Make an exact copy of the entries below with the pictures removed.
━━ EXERCISE INPUT ━━
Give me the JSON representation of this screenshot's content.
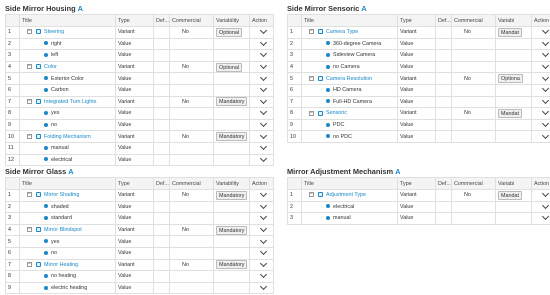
{
  "headers": {
    "title": "Title",
    "type": "Type",
    "default": "Def...",
    "commercial": "Commercial",
    "variability": "Variability",
    "action": "Action",
    "variability_short": "Variabi",
    "action_short": "Action"
  },
  "accent_letter": "A",
  "colors": {
    "accent": "#1a88c9",
    "header_bg": "#f4f4f4",
    "border": "#e0e0e0"
  },
  "icons": {
    "expand": "minus-box-icon",
    "variant": "variant-icon",
    "value": "value-icon",
    "action": "chevron-down-icon"
  },
  "panels": [
    {
      "title": "Side Mirror Housing",
      "rows": [
        {
          "num": "1",
          "kind": "variant",
          "title": "Steering",
          "type": "Variant",
          "commercial": "No",
          "variability": "Optional"
        },
        {
          "num": "2",
          "kind": "value",
          "title": "right",
          "type": "Value"
        },
        {
          "num": "3",
          "kind": "value",
          "title": "left",
          "type": "Value"
        },
        {
          "num": "4",
          "kind": "variant",
          "title": "Color",
          "type": "Variant",
          "commercial": "No",
          "variability": "Optional"
        },
        {
          "num": "5",
          "kind": "value",
          "title": "Exterior Color",
          "type": "Value"
        },
        {
          "num": "6",
          "kind": "value",
          "title": "Carbon",
          "type": "Value"
        },
        {
          "num": "7",
          "kind": "variant",
          "title": "Integrated Turn Lights",
          "type": "Variant",
          "commercial": "No",
          "variability": "Mandatory"
        },
        {
          "num": "8",
          "kind": "value",
          "title": "yes",
          "type": "Value"
        },
        {
          "num": "9",
          "kind": "value",
          "title": "no",
          "type": "Value"
        },
        {
          "num": "10",
          "kind": "variant",
          "title": "Folding Mechanism",
          "type": "Variant",
          "commercial": "No",
          "variability": "Mandatory"
        },
        {
          "num": "11",
          "kind": "value",
          "title": "manual",
          "type": "Value"
        },
        {
          "num": "12",
          "kind": "value",
          "title": "electrical",
          "type": "Value"
        }
      ]
    },
    {
      "title": "Side Mirror Sensoric",
      "rows": [
        {
          "num": "1",
          "kind": "variant",
          "title": "Camera Type",
          "type": "Variant",
          "commercial": "No",
          "variability": "Mandat"
        },
        {
          "num": "2",
          "kind": "value",
          "title": "360-degree Camera",
          "type": "Value"
        },
        {
          "num": "3",
          "kind": "value",
          "title": "Sideview Camera",
          "type": "Value"
        },
        {
          "num": "4",
          "kind": "value",
          "title": "no Camera",
          "type": "Value"
        },
        {
          "num": "5",
          "kind": "variant",
          "title": "Camera Resolution",
          "type": "Variant",
          "commercial": "No",
          "variability": "Optiona"
        },
        {
          "num": "6",
          "kind": "value",
          "title": "HD Camera",
          "type": "Value"
        },
        {
          "num": "7",
          "kind": "value",
          "title": "Full-HD Camera",
          "type": "Value"
        },
        {
          "num": "8",
          "kind": "variant",
          "title": "Sensoric",
          "type": "Variant",
          "commercial": "No",
          "variability": "Mandat"
        },
        {
          "num": "9",
          "kind": "value",
          "title": "PDC",
          "type": "Value"
        },
        {
          "num": "10",
          "kind": "value",
          "title": "no PDC",
          "type": "Value"
        }
      ]
    },
    {
      "title": "Side Mirror Glass",
      "rows": [
        {
          "num": "1",
          "kind": "variant",
          "title": "Mirror Shading",
          "type": "Variant",
          "commercial": "No",
          "variability": "Mandatory"
        },
        {
          "num": "2",
          "kind": "value",
          "title": "shaded",
          "type": "Value"
        },
        {
          "num": "3",
          "kind": "value",
          "title": "standard",
          "type": "Value"
        },
        {
          "num": "4",
          "kind": "variant",
          "title": "Mirror Blindspot",
          "type": "Variant",
          "commercial": "No",
          "variability": "Mandatory"
        },
        {
          "num": "5",
          "kind": "value",
          "title": "yes",
          "type": "Value"
        },
        {
          "num": "6",
          "kind": "value",
          "title": "no",
          "type": "Value"
        },
        {
          "num": "7",
          "kind": "variant",
          "title": "Mirror Heating",
          "type": "Variant",
          "commercial": "No",
          "variability": "Mandatory"
        },
        {
          "num": "8",
          "kind": "value",
          "title": "no heating",
          "type": "Value"
        },
        {
          "num": "9",
          "kind": "value",
          "title": "electric heating",
          "type": "Value"
        }
      ]
    },
    {
      "title": "Mirror Adjustment Mechanism",
      "rows": [
        {
          "num": "1",
          "kind": "variant",
          "title": "Adjustment Type",
          "type": "Variant",
          "commercial": "No",
          "variability": "Mandat"
        },
        {
          "num": "2",
          "kind": "value",
          "title": "electrical",
          "type": "Value"
        },
        {
          "num": "3",
          "kind": "value",
          "title": "manual",
          "type": "Value"
        }
      ]
    }
  ]
}
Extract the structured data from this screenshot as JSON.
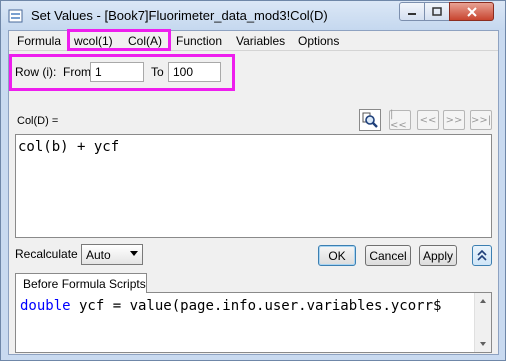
{
  "window": {
    "title": "Set Values - [Book7]Fluorimeter_data_mod3!Col(D)"
  },
  "menu": [
    "Formula",
    "wcol(1)",
    "Col(A)",
    "Function",
    "Variables",
    "Options"
  ],
  "row_range": {
    "label": "Row (i):",
    "from_label": "From",
    "from_value": "1",
    "to_label": "To",
    "to_value": "100"
  },
  "formula": {
    "label": "Col(D) =",
    "text": "col(b) + ycf"
  },
  "nav_buttons": [
    "|<<",
    "<<",
    ">>",
    ">>|"
  ],
  "recalculate": {
    "label": "Recalculate",
    "value": "Auto"
  },
  "buttons": {
    "ok": "OK",
    "cancel": "Cancel",
    "apply": "Apply"
  },
  "scripts_tab": {
    "label": "Before Formula Scripts",
    "keyword": "double",
    "rest": " ycf = value(page.info.user.variables.ycorr$"
  },
  "colors": {
    "highlight": "#ee1eee",
    "keyword": "#0000ff",
    "title_bar": "#c9daf0"
  }
}
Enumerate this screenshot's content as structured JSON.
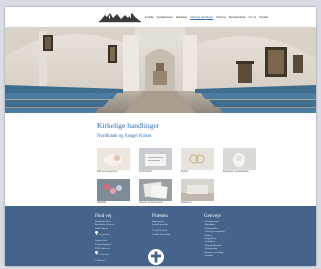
{
  "header": {
    "nav": [
      "Forside",
      "Gudstjenester",
      "Aktiviteter",
      "Kirkelige Handlinger",
      "Kirkerne",
      "Menighedsråd",
      "Om os",
      "Kontakt"
    ]
  },
  "main": {
    "title": "Kirkelige handlinger",
    "section_title": "Nordlunde og Fangel Kirker",
    "cards": [
      {
        "label": "Dåb og navngivning"
      },
      {
        "label": "Konfirmation"
      },
      {
        "label": "Bryllup"
      },
      {
        "label": "Begravelse og bisættelse"
      },
      {
        "label": "Dødsfald"
      },
      {
        "label": "Attester og dokumenter"
      },
      {
        "label": "Sjælesorg"
      }
    ]
  },
  "footer": {
    "col1": {
      "title": "Find vej",
      "lines_a": [
        "Nordlunde Kirke",
        "Nordlunde Kirkevej 1",
        "5000 Odense"
      ],
      "pin_label_a": "Vis på kort",
      "lines_b": [
        "Fangel Kirke",
        "Fangel Bygade 2",
        "5260 Odense S"
      ],
      "pin_label_b": "Vis på kort",
      "link": "» Kirkerne"
    },
    "col2": {
      "title": "Præsten",
      "lines": [
        "Sognepræst",
        "Kontakt præsten",
        "Tlf. 66 00 00 00",
        "Træffes efter aftale"
      ]
    },
    "col3": {
      "title": "Genveje",
      "items": [
        "Gudstjenester",
        "Aktiviteter",
        "Konfirmation",
        "Dåb og navngivning",
        "Bryllup",
        "Begravelse",
        "Kirkeblad",
        "Menighedsrådet",
        "Kirkegården",
        "Ansatte og frivillige",
        "Kontakt"
      ]
    }
  }
}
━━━
§ **THE COMPLETED TASK**
Give me the JSON representation of this screenshot's content.
{
  "headers": {
    "title": "Title",
    "type": "Type",
    "default": "Def...",
    "commercial": "Commercial",
    "variability": "Variability",
    "action": "Action",
    "variability_short": "Variabi",
    "action_short": "Action"
  },
  "accent_letter": "A",
  "colors": {
    "accent": "#1a88c9",
    "header_bg": "#f4f4f4",
    "border": "#e0e0e0"
  },
  "icons": {
    "expand": "minus-box-icon",
    "variant": "variant-icon",
    "value": "value-icon",
    "action": "chevron-down-icon"
  },
  "panels": [
    {
      "title": "Side Mirror Housing",
      "rows": [
        {
          "num": "1",
          "kind": "variant",
          "title": "Steering",
          "type": "Variant",
          "commercial": "No",
          "variability": "Optional"
        },
        {
          "num": "2",
          "kind": "value",
          "title": "right",
          "type": "Value"
        },
        {
          "num": "3",
          "kind": "value",
          "title": "left",
          "type": "Value"
        },
        {
          "num": "4",
          "kind": "variant",
          "title": "Color",
          "type": "Variant",
          "commercial": "No",
          "variability": "Optional"
        },
        {
          "num": "5",
          "kind": "value",
          "title": "Exterior Color",
          "type": "Value"
        },
        {
          "num": "6",
          "kind": "value",
          "title": "Carbon",
          "type": "Value"
        },
        {
          "num": "7",
          "kind": "variant",
          "title": "Integrated Turn Lights",
          "type": "Variant",
          "commercial": "No",
          "variability": "Mandatory"
        },
        {
          "num": "8",
          "kind": "value",
          "title": "yes",
          "type": "Value"
        },
        {
          "num": "9",
          "kind": "value",
          "title": "no",
          "type": "Value"
        },
        {
          "num": "10",
          "kind": "variant",
          "title": "Folding Mechanism",
          "type": "Variant",
          "commercial": "No",
          "variability": "Mandatory"
        },
        {
          "num": "11",
          "kind": "value",
          "title": "manual",
          "type": "Value"
        },
        {
          "num": "12",
          "kind": "value",
          "title": "electrical",
          "type": "Value"
        }
      ]
    },
    {
      "title": "Side Mirror Sensoric",
      "rows": [
        {
          "num": "1",
          "kind": "variant",
          "title": "Camera Type",
          "type": "Variant",
          "commercial": "No",
          "variability": "Mandat"
        },
        {
          "num": "2",
          "kind": "value",
          "title": "360-degree Camera",
          "type": "Value"
        },
        {
          "num": "3",
          "kind": "value",
          "title": "Sideview Camera",
          "type": "Value"
        },
        {
          "num": "4",
          "kind": "value",
          "title": "no Camera",
          "type": "Value"
        },
        {
          "num": "5",
          "kind": "variant",
          "title": "Camera Resolution",
          "type": "Variant",
          "commercial": "No",
          "variability": "Optiona"
        },
        {
          "num": "6",
          "kind": "value",
          "title": "HD Camera",
          "type": "Value"
        },
        {
          "num": "7",
          "kind": "value",
          "title": "Full-HD Camera",
          "type": "Value"
        },
        {
          "num": "8",
          "kind": "variant",
          "title": "Sensoric",
          "type": "Variant",
          "commercial": "No",
          "variability": "Mandat"
        },
        {
          "num": "9",
          "kind": "value",
          "title": "PDC",
          "type": "Value"
        },
        {
          "num": "10",
          "kind": "value",
          "title": "no PDC",
          "type": "Value"
        }
      ]
    },
    {
      "title": "Side Mirror Glass",
      "rows": [
        {
          "num": "1",
          "kind": "variant",
          "title": "Mirror Shading",
          "type": "Variant",
          "commercial": "No",
          "variability": "Mandatory"
        },
        {
          "num": "2",
          "kind": "value",
          "title": "shaded",
          "type": "Value"
        },
        {
          "num": "3",
          "kind": "value",
          "title": "standard",
          "type": "Value"
        },
        {
          "num": "4",
          "kind": "variant",
          "title": "Mirror Blindspot",
          "type": "Variant",
          "commercial": "No",
          "variability": "Mandatory"
        },
        {
          "num": "5",
          "kind": "value",
          "title": "yes",
          "type": "Value"
        },
        {
          "num": "6",
          "kind": "value",
          "title": "no",
          "type": "Value"
        },
        {
          "num": "7",
          "kind": "variant",
          "title": "Mirror Heating",
          "type": "Variant",
          "commercial": "No",
          "variability": "Mandatory"
        },
        {
          "num": "8",
          "kind": "value",
          "title": "no heating",
          "type": "Value"
        },
        {
          "num": "9",
          "kind": "value",
          "title": "electric heating",
          "type": "Value"
        }
      ]
    },
    {
      "title": "Mirror Adjustment Mechanism",
      "rows": [
        {
          "num": "1",
          "kind": "variant",
          "title": "Adjustment Type",
          "type": "Variant",
          "commercial": "No",
          "variability": "Mandat"
        },
        {
          "num": "2",
          "kind": "value",
          "title": "electrical",
          "type": "Value"
        },
        {
          "num": "3",
          "kind": "value",
          "title": "manual",
          "type": "Value"
        }
      ]
    }
  ]
}
Extract the structured data from this screenshot as JSON.
{
  "window": {
    "title": "Set Values - [Book7]Fluorimeter_data_mod3!Col(D)"
  },
  "menu": [
    "Formula",
    "wcol(1)",
    "Col(A)",
    "Function",
    "Variables",
    "Options"
  ],
  "row_range": {
    "label": "Row (i):",
    "from_label": "From",
    "from_value": "1",
    "to_label": "To",
    "to_value": "100"
  },
  "formula": {
    "label": "Col(D) =",
    "text": "col(b) + ycf"
  },
  "nav_buttons": [
    "|<<",
    "<<",
    ">>",
    ">>|"
  ],
  "recalculate": {
    "label": "Recalculate",
    "value": "Auto"
  },
  "buttons": {
    "ok": "OK",
    "cancel": "Cancel",
    "apply": "Apply"
  },
  "scripts_tab": {
    "label": "Before Formula Scripts",
    "keyword": "double",
    "rest": " ycf = value(page.info.user.variables.ycorr$"
  },
  "colors": {
    "highlight": "#ee1eee",
    "keyword": "#0000ff",
    "title_bar": "#c9daf0"
  }
}
Enumerate this screenshot's content as structured JSON.
{
  "header": {
    "nav": [
      "Forside",
      "Gudstjenester",
      "Aktiviteter",
      "Kirkelige Handlinger",
      "Kirkerne",
      "Menighedsråd",
      "Om os",
      "Kontakt"
    ]
  },
  "main": {
    "title": "Kirkelige handlinger",
    "section_title": "Nordlunde og Fangel Kirker",
    "cards": [
      {
        "label": "Dåb og navngivning"
      },
      {
        "label": "Konfirmation"
      },
      {
        "label": "Bryllup"
      },
      {
        "label": "Begravelse og bisættelse"
      },
      {
        "label": "Dødsfald"
      },
      {
        "label": "Attester og dokumenter"
      },
      {
        "label": "Sjælesorg"
      }
    ]
  },
  "footer": {
    "col1": {
      "title": "Find vej",
      "lines_a": [
        "Nordlunde Kirke",
        "Nordlunde Kirkevej 1",
        "5000 Odense"
      ],
      "pin_label_a": "Vis på kort",
      "lines_b": [
        "Fangel Kirke",
        "Fangel Bygade 2",
        "5260 Odense S"
      ],
      "pin_label_b": "Vis på kort",
      "link": "» Kirkerne"
    },
    "col2": {
      "title": "Præsten",
      "lines": [
        "Sognepræst",
        "Kontakt præsten",
        "Tlf. 66 00 00 00",
        "Træffes efter aftale"
      ]
    },
    "col3": {
      "title": "Genveje",
      "items": [
        "Gudstjenester",
        "Aktiviteter",
        "Konfirmation",
        "Dåb og navngivning",
        "Bryllup",
        "Begravelse",
        "Kirkeblad",
        "Menighedsrådet",
        "Kirkegården",
        "Ansatte og frivillige",
        "Kontakt"
      ]
    }
  }
}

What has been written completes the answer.